Nadia Afkhami’s ‘Eye Am Nadia’ Functions as her Social Media Personal Diary


Nadia Afkhami is a second-year optometry student at the Western University of Health Science in Pomona, Calif. With a master’s degree in biomedical sciences from Barry University in Miami, Afkhami made the decision to pursue optometry after observing the relationships optometrists often make with their patients. After having lived in Orlando for most of her life, (she was born in Iran and migrated when she was 2), Afkhami decided to create Eye Am Nadia in an effort to chronicle her life as a budding optometrist in California for her friends back home to see. Now with over 2,000 followers, the Instagram page has become a community.

“It was a fun way to show all my friends and family what I’m up to,” Afkhami told VMail Weekend. “I’d seen so many medical/dental Instagrams but not so many optometry students. I started getting a lot of questions about applying from pre-optometry students, so much support from people in the industry—doctors started reaching out to me. And it became more of a community.”

Though the page has grown beyond what Afkhami anticipated, Eye Am Nadia has come with the same challenges many people face when they first get on social media—authenticity. “Trying not overthinking it has been the biggest challenge for me,” Afkhami stated. “At first, I was getting caught up on color schemes, times to post, follower count, engagement, etc. But then I realized, for me, it’s not about that.” Afkhami discovered the most important thing is to keep her content authentic and true to the voice and perspective that urged her supporters to follow her in the first place.

“My Instagram is more about sharing my everyday life. A diary,” she stated. “Not everything I post is optometry related. Some days it’s about a trip I took, a place I was excited about, a post about my family, my friends. All these things help show people that there is life outside of optometry. On my story, I’m unapologetically myself—I sing (terribly) in the car, share all my mistakes, funny things that happen and rant about things I get annoyed about.”

Afkhami’s honesty on Instagram has helped in getting other industry influencers to connect with her. She considers doctors Arian Fartash (Glam Optometrist) and Jennifer Lyerly (Eye.Dolatry) as some of her role models. She stated, “Two of the biggest and most supportive people I’ve been lucky enough to have in my life are Dr. Lyerly and Dr. Fartash. These women have shown me how to be a strong woman and never give up on what I want. Both have been incredible role models and have done so with the utmost grace and humility.”

She also lists Dr. Fayiz Mahgoub as a supporter and someone who encourages students to let their voices be heard. “I remember mentioning to him how I wanted to work on a presentation for the upcoming Transitions Academy, but I was so doubtful of myself. He told me, ‘you have no idea the kind of power you have as a student,’” she explained. “I realized we are the future of optometry. We are the halfway point between consumer and ECP. We have so much to contribute to this industry. There are so many optometrist and industry professionals out there already giving advice and making their voices heard, but how many students are doing the same? This is an influential time for us, and we have more to give then we give ourselves credit for.”

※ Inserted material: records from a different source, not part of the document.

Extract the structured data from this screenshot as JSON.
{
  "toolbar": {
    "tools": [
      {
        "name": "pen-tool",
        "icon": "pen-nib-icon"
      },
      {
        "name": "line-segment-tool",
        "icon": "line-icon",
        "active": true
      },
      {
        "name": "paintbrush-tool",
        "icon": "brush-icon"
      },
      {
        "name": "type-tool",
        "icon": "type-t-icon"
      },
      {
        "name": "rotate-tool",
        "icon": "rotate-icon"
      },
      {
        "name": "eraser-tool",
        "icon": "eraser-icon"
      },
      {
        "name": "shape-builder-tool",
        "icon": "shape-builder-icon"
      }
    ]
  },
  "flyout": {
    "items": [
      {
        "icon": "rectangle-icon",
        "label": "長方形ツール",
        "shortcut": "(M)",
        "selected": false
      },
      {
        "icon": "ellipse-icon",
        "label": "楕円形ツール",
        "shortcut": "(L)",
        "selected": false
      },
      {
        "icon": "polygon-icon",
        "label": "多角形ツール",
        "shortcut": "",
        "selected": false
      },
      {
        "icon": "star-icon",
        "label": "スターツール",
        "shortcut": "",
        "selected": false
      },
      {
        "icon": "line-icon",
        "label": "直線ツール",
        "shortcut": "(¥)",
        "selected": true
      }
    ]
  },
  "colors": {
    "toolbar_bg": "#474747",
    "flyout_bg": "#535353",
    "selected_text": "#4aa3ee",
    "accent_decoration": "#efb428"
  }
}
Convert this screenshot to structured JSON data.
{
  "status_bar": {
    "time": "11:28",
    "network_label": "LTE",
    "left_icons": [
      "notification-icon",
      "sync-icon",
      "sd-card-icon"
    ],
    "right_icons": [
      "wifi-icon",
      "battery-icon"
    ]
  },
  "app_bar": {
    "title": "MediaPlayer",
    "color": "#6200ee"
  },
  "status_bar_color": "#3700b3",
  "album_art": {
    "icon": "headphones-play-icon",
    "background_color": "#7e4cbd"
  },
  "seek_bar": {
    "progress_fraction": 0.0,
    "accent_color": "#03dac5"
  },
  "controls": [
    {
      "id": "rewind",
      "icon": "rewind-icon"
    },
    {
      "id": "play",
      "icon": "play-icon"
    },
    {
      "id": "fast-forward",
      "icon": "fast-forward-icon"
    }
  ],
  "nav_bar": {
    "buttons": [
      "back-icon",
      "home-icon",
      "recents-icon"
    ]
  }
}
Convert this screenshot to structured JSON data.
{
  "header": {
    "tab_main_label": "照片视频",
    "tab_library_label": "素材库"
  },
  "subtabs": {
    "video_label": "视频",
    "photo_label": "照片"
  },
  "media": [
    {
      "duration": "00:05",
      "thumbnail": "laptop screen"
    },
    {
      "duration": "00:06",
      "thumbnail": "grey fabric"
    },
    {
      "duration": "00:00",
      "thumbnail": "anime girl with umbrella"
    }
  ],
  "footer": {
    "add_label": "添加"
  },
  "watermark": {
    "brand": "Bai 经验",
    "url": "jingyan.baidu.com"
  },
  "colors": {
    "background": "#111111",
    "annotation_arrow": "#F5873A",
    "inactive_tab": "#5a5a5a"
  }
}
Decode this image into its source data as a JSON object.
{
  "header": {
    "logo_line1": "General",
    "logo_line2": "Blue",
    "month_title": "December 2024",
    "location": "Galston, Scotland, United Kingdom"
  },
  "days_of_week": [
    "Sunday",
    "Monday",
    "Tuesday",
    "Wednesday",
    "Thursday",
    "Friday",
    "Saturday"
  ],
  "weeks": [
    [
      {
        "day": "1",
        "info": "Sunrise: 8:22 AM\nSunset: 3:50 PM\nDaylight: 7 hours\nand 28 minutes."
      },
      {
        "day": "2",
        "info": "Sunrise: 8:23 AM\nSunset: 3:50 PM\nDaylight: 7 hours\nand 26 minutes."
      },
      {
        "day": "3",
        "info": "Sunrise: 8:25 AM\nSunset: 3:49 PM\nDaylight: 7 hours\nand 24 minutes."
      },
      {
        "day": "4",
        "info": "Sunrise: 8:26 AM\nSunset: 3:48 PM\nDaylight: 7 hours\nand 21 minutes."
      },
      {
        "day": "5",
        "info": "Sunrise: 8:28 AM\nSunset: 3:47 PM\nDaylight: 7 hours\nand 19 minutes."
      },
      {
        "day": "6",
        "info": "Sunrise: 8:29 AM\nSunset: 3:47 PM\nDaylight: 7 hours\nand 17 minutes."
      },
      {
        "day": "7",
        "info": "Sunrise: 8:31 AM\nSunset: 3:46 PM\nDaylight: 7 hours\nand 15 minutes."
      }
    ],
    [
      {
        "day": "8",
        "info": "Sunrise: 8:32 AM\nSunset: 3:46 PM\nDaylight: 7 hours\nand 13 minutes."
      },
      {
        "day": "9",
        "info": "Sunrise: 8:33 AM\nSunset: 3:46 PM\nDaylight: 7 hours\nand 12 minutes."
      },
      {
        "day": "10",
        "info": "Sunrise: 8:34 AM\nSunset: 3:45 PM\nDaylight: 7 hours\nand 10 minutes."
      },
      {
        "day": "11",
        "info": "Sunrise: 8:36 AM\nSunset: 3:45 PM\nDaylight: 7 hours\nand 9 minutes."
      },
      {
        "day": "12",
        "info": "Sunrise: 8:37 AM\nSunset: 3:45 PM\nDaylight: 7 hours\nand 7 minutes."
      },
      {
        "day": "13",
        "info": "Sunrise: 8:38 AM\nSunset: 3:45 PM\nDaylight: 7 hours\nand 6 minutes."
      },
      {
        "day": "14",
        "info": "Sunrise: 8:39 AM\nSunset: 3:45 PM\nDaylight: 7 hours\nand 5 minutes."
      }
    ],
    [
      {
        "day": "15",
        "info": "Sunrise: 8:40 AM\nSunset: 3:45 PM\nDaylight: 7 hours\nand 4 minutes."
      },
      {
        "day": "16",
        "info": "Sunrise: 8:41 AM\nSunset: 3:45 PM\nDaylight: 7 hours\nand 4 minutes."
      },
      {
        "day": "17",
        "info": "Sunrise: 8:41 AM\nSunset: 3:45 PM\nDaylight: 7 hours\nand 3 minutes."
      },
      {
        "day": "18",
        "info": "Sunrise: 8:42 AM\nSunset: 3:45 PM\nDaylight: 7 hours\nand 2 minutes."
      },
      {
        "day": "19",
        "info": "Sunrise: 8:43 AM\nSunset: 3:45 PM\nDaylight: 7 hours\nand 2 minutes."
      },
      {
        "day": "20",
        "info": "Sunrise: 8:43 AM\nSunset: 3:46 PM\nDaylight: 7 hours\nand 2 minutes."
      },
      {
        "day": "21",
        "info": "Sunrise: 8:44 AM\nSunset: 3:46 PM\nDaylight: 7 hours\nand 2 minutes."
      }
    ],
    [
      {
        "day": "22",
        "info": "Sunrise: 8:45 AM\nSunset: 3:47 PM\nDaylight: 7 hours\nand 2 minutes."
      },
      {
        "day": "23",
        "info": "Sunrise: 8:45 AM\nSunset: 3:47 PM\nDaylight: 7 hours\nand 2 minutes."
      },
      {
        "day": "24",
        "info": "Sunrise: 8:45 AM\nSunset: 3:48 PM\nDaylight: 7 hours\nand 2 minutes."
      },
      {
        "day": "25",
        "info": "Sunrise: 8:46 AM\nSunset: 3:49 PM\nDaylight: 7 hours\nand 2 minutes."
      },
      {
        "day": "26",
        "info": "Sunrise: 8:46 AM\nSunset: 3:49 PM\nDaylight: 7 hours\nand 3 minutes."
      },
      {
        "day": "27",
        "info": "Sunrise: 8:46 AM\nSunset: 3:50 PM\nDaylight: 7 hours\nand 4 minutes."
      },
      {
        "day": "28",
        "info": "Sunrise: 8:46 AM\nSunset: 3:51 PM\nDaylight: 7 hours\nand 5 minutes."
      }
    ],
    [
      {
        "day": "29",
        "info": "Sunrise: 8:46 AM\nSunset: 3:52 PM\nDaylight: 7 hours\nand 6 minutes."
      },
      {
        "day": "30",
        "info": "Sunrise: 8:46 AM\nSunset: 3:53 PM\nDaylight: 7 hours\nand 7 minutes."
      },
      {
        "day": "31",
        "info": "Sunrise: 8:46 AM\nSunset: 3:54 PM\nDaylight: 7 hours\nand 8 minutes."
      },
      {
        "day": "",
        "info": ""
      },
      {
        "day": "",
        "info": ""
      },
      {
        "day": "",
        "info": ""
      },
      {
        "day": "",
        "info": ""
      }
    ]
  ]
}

In addition to Eye Am Nadia the Instagram page, Afkhami also has a blog of the same name under construction. However, unlike the Instagram page which she updates at least once a day—more often if she attends conferences or other events—the webpage requires more of her time. “It’s hard to give as much time to my website as I would like. I’d like to make it an advice page for applicants. A resource I wish I had as a pre-optometry student. The blog will hopefully be more insightful—sharing what I’ve learned and what I wish I had done differently,” she said.

As Eye Am Nadia continues to grow on Instagram, Afkhami hopes people continue being compelled to connect with her. “I want to be the kind of account you feel like you can just message me anytime,” she stated. “The connections I make every day are so rewarding. Being able to give advice to people who are struggling with applications when I was once in their shoes; and in return, getting advice from people who were once in my shoes. Not only that but, connecting with other professions. At our school we have some people in dental, medicine and nursing, posting and being able to connect with them and seeing what’s going on in their lives is also fun.”